"All these changes are painful," Sorcher said. "The people who are deep fans don't want it." He recalled that when running AMC, he "took a very bad beating" from viewers who were upset that he changed the channel's old movie format. Now, Sorcher added, "no one would question it."
This week, the network will premiere two reality shows, "Bobb'e Says" and "Dude, What Would Happen." In "Bobb'e Says," teen actor Bobb'e J. Thompson dispenses advice on how to stay out of trouble. "Dude, What Would Happen" asks the tough questions, such as: If one filled a van with popcorn kernels and set it on fire, what would happen?
Few are questioning what Sorcher is trying to do as much as they are questioning the way he is doing it. Years ago, both Disney and Nickelodeon tried reality programming for teens and came to the conclusion that there was enough of it everywhere else.
Sorcher acknowledged that reality may not be the channel's meal ticket and is busy working on movies and dramas. "I think scripted will drive this," he said.
Later this year, Cartoon Network will premiere two live-action movies: "Scooby Doo! The Mystery Begins" and "Ben 10: Alien Swarm," which is based on its own successful "Ben 10" cartoon series.
The network also has three dramas in the works for next year. "Tower Prep," about a rebellious teen who finds himself trapped in a mysterious prep school, is executive-produced by Paul Dini, who has written for ABC's "Lost." "Unnatural History," about an Indiana Jones-like boy using his skills to navigate high school, was created by Mike Werb, who has writing credits on the hit features "Face/Off" and "The Mask."
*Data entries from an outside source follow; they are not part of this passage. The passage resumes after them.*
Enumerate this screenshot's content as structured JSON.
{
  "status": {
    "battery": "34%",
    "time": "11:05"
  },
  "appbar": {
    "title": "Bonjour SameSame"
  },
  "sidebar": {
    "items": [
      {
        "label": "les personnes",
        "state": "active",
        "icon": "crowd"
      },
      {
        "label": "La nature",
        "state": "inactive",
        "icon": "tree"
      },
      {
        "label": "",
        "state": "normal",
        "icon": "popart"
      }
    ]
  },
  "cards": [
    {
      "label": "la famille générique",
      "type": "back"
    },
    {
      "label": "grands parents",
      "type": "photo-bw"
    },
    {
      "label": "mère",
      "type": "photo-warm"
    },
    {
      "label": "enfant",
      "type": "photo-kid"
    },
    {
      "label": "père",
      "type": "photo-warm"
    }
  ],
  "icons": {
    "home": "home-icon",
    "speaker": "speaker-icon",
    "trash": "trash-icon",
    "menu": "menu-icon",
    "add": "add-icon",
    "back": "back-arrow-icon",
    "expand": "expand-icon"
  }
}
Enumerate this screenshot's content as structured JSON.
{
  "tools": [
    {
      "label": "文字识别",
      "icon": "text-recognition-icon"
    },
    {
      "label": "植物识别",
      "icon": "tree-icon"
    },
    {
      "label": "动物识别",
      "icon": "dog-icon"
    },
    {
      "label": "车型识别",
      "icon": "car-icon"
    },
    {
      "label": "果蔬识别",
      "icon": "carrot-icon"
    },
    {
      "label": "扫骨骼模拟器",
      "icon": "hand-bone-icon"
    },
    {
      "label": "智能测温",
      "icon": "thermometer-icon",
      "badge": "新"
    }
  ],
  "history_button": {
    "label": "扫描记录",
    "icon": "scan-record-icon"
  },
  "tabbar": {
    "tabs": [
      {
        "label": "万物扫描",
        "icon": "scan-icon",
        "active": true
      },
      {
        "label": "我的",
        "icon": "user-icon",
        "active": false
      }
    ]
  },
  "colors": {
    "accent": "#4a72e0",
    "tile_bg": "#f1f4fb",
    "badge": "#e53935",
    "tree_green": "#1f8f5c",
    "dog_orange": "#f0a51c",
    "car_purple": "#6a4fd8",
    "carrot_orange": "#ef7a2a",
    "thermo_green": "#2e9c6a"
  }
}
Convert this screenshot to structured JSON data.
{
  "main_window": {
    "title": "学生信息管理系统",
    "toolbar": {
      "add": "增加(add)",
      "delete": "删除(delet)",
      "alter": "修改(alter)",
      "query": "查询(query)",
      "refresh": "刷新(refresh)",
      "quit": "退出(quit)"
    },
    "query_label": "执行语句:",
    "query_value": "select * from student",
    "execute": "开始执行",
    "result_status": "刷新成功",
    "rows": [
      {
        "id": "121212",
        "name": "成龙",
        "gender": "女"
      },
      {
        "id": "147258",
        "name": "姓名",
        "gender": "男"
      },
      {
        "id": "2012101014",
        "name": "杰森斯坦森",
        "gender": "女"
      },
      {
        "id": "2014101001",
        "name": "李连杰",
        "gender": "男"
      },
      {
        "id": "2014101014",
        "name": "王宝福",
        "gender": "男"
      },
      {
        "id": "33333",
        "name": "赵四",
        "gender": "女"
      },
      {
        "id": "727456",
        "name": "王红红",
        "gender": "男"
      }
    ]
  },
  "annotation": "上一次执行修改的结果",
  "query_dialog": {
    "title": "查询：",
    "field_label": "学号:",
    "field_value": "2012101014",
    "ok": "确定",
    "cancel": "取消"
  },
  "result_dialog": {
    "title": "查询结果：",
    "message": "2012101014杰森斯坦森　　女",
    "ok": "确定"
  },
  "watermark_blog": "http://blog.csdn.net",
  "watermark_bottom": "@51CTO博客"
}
Young audiences' early rejection of some of Cartoon Network's new shows means that Snyder and Sorcher might be throwing paint at the wall for a while, which doesn't worry them.
"I'm not going to make any rash decisions about a strategy after three months," Snyder said. "We believe in what we're doing."
Although they are committed to their approach, they disagree on the fate of Cartoon Network's name. Snyder said he didn't believe the name has to be changed. Sorcher said he expects "we will have to deal with this down the line."
Ashley Rosario is willing to give Snyder and Sorcher a chance to make over the network, but with a caveat.
"I'm open to new things as long as they're not crummy," the network's fiercest critic told The Times.